_WHAT YOU WILL DO_
Give back one number only: how many lines in the material below contain "Week".

_SUPPLIED DATA_
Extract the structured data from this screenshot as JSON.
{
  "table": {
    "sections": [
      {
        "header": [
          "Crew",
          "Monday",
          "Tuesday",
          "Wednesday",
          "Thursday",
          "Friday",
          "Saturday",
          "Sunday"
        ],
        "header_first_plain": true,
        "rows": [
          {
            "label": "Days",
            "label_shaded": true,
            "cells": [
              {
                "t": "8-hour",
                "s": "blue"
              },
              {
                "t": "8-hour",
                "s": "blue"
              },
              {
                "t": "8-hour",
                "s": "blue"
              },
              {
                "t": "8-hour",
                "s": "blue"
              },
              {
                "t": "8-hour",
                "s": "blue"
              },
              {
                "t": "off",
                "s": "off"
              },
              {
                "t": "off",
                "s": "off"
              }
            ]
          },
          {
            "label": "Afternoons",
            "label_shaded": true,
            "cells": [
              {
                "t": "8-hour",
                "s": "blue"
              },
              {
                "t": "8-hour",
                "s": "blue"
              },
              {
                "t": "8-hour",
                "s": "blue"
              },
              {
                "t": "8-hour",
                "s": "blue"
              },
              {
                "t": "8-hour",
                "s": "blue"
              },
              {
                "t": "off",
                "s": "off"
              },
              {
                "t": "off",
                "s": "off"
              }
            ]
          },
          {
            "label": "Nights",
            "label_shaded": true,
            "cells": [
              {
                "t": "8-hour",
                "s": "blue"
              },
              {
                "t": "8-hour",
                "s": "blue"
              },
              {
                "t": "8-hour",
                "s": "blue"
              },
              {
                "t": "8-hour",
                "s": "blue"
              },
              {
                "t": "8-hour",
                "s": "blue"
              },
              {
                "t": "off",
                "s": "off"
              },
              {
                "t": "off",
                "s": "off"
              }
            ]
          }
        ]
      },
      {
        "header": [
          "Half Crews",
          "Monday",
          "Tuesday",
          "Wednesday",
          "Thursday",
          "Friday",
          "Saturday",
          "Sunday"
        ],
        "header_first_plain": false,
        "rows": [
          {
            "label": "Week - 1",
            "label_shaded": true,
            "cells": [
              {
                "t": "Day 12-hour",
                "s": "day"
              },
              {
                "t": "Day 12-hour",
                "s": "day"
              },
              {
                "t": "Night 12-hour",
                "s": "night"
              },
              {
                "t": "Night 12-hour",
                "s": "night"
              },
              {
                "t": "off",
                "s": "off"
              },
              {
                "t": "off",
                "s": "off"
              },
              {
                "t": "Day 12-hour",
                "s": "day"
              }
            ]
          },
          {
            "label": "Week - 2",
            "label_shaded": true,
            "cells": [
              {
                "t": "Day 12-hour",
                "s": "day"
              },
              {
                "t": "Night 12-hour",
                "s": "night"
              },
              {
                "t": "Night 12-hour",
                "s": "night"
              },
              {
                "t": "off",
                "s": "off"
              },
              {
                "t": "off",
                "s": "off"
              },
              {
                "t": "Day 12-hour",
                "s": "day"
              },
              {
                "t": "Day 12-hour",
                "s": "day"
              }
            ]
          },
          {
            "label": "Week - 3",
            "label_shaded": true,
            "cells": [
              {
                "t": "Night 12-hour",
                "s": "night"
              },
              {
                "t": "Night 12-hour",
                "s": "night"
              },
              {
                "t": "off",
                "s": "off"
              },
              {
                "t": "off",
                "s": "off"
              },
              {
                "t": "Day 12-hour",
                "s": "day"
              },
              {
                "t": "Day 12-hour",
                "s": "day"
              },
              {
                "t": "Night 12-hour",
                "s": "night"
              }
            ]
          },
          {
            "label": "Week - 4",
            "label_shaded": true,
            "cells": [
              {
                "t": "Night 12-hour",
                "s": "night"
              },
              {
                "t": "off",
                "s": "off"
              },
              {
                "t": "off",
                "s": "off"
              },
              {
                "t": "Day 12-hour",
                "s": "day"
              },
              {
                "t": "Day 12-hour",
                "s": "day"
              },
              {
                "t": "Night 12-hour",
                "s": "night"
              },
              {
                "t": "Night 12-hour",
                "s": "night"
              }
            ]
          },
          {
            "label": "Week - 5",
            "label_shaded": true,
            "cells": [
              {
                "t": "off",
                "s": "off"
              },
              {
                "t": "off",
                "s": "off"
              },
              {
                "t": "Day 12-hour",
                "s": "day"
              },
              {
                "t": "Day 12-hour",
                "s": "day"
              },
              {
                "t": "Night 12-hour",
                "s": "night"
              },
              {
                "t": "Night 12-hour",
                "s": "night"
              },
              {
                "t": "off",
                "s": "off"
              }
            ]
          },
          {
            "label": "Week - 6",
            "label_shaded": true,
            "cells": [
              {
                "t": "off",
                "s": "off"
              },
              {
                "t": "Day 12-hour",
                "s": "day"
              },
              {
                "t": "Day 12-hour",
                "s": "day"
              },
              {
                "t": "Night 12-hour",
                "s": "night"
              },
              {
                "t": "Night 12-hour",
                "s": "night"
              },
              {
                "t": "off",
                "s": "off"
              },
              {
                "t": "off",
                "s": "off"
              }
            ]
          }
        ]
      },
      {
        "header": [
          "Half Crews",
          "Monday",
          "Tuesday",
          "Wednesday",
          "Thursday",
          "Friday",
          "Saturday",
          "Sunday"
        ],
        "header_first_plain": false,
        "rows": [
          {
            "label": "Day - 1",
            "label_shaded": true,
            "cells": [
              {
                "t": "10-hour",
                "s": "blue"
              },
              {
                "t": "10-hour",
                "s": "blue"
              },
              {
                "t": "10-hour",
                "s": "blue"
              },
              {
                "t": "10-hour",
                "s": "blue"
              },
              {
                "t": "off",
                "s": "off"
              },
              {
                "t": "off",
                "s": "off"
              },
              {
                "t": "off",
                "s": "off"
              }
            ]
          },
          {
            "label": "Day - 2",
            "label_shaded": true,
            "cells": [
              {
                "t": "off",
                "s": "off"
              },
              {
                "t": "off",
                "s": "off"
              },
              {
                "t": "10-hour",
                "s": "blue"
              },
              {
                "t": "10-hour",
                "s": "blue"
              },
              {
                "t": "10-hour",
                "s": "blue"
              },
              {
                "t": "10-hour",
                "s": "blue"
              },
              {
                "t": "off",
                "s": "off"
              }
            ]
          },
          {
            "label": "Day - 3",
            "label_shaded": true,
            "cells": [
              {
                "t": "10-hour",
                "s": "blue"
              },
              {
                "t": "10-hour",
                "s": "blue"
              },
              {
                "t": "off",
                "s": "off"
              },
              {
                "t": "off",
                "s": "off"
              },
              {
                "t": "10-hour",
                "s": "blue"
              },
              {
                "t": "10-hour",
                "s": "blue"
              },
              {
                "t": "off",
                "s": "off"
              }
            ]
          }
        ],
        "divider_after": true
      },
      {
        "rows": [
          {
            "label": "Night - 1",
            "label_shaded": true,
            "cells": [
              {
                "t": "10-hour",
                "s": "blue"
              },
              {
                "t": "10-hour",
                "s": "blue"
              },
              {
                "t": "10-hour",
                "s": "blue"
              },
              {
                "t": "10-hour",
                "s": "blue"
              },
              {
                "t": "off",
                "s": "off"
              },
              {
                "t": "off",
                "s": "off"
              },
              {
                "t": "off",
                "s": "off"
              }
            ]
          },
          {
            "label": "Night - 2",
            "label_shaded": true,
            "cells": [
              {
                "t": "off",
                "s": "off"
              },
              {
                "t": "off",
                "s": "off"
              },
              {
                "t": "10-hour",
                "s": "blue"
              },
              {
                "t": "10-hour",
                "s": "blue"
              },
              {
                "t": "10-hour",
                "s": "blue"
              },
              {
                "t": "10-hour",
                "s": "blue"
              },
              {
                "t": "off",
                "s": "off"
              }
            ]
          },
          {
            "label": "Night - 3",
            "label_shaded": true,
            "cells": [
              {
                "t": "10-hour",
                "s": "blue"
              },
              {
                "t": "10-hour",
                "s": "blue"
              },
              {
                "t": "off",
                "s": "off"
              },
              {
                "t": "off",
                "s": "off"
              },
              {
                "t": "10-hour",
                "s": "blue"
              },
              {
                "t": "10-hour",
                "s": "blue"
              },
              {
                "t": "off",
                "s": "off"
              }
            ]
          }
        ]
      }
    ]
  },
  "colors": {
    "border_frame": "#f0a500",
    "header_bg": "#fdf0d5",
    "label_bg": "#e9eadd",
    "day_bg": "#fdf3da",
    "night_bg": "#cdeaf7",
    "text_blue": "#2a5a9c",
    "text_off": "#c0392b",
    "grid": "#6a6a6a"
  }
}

_ANSWER FOR THE TASK_
6